Blasts were picked up by what engineers say is the world's most sensitive listening device
Scientists searching through the universe for signs of alien life have picked up more than 100 signals coming from deep in space.
The blasts were heard by China's new, vast "FAST" telescope, which its engineers say is the world's most sensitive listening device.
On 29 August alone, researchers say they received "more than a few dozen bursts" from one specific source deep in the universe.
The blasts are made up of fast radio bursts, or FRBs, which come to Earth in the form of extreme and energetic radio signals.
FRBs are incredible loud but still entirely unexplained, with scientists having little idea where they could be coming from or what could send out such an intense blast. Scientists have suggested possibilities including a star falling into a black hole or artificial bursts being sent through the universe from alien life.
Only a small number of the FRBs have ever been found to repeat. But it was one of those repeating bursts – which offer the best chance of understanding more about the origin – that scientists picked up sending huge numbers of blasts through the FAST telescope.
Researchers have been monitoring the source since since 2012, when it was first found and christened FRB121102. But now that the 500-meter FAST telescope has been switched on, scientists have been able to see even more of them.
The science team working on the telescope are now picking through the data, collected at the end of August and beginning of September, to understand where it might be coming from.
As well as allowing for the further study of existing sources, scientists hope to use the technology on the FAST telescope to find yet more FRBs, Chinese state media reported.
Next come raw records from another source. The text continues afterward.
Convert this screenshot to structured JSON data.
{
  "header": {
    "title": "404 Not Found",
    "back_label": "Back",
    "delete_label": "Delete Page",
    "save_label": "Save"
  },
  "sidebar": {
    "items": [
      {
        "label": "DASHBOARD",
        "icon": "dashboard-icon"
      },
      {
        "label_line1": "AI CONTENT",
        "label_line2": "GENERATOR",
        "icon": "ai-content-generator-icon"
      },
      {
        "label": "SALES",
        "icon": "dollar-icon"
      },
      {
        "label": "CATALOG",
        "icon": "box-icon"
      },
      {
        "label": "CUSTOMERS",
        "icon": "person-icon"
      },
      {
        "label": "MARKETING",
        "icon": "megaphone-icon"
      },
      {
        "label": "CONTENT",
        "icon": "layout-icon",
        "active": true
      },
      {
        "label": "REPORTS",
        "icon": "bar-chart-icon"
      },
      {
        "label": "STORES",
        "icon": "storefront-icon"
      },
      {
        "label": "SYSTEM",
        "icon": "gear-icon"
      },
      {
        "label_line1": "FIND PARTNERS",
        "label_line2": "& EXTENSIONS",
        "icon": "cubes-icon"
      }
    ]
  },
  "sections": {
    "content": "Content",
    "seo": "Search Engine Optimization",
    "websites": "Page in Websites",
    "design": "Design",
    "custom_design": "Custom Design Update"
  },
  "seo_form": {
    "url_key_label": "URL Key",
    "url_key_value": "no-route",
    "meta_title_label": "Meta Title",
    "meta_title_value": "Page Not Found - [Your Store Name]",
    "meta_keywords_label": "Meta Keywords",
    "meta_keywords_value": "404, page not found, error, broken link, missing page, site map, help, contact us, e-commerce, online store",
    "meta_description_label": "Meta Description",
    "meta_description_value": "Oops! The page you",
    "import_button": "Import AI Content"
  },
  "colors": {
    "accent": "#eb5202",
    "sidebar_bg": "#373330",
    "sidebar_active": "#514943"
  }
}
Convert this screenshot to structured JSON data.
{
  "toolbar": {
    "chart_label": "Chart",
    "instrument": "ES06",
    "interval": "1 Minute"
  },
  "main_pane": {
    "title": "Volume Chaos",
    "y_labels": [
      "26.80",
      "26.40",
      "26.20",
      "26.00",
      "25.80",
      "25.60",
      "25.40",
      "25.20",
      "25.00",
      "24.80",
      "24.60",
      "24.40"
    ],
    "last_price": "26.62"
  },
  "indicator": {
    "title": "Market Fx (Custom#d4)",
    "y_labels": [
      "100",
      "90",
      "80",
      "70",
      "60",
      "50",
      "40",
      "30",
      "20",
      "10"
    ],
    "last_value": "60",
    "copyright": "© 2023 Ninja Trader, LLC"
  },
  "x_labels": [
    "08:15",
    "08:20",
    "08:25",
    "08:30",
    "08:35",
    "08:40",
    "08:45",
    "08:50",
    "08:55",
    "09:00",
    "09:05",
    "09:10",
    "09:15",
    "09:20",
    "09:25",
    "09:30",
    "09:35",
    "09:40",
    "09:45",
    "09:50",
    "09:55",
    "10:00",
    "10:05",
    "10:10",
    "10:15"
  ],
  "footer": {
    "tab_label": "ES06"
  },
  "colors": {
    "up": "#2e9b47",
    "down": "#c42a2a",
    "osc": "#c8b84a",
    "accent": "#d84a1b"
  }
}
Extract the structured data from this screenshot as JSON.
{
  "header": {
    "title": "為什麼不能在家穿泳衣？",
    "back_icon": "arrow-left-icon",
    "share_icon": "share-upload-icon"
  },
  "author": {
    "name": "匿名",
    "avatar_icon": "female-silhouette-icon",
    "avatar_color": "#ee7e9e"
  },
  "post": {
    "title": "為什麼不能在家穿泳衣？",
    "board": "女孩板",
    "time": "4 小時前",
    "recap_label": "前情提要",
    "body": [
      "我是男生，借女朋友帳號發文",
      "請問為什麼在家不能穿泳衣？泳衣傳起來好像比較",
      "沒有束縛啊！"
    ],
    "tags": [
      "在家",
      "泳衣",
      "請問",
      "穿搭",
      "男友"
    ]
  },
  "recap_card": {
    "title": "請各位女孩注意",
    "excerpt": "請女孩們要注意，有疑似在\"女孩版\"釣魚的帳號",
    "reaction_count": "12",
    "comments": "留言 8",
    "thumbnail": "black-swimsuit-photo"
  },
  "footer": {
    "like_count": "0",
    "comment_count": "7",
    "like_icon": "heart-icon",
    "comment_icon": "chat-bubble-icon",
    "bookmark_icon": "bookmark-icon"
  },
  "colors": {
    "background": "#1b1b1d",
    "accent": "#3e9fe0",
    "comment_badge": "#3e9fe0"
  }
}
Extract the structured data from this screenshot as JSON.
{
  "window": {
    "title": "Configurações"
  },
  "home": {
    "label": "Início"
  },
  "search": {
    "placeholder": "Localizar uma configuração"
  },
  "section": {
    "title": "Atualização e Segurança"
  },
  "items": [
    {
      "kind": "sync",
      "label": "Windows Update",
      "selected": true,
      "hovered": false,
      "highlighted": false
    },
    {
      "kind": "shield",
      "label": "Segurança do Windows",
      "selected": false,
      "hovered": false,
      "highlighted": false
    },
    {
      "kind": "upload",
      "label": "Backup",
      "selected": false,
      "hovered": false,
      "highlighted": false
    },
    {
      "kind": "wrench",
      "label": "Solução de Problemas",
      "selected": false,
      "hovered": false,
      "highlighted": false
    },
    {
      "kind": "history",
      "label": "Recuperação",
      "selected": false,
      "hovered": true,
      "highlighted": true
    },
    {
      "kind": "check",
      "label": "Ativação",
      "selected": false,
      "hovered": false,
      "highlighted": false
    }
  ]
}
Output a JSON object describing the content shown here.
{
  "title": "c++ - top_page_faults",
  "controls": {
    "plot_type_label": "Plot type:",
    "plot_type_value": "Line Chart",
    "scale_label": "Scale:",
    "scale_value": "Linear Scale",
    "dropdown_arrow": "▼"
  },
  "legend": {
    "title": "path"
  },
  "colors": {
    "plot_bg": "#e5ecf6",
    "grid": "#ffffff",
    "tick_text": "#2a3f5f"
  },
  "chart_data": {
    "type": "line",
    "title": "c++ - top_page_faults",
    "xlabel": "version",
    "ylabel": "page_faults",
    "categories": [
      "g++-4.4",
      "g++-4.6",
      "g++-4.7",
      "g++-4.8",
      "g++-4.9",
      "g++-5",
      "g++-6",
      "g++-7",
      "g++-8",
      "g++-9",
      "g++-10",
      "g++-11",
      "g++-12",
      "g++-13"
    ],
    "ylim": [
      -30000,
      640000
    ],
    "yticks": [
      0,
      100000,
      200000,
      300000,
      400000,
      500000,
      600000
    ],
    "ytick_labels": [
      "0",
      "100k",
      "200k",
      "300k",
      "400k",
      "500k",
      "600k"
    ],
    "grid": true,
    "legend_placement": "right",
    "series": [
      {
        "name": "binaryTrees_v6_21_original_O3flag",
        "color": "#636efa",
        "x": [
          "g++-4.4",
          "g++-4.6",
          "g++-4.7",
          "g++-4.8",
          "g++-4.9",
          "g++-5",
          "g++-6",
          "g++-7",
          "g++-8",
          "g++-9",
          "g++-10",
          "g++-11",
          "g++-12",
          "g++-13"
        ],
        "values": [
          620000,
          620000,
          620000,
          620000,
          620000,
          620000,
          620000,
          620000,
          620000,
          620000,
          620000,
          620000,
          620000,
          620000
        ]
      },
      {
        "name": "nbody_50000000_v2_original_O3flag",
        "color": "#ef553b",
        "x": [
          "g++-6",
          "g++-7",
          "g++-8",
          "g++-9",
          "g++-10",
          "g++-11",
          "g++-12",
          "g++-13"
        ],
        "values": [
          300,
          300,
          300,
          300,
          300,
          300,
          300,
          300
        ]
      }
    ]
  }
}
As well as looking for more FRBs, the telescope will be used to look for other hints to the nature of the universe, now that it is fully functioning. That will include searching for sources of hydrogen, which could shed light on how the universe came to exist.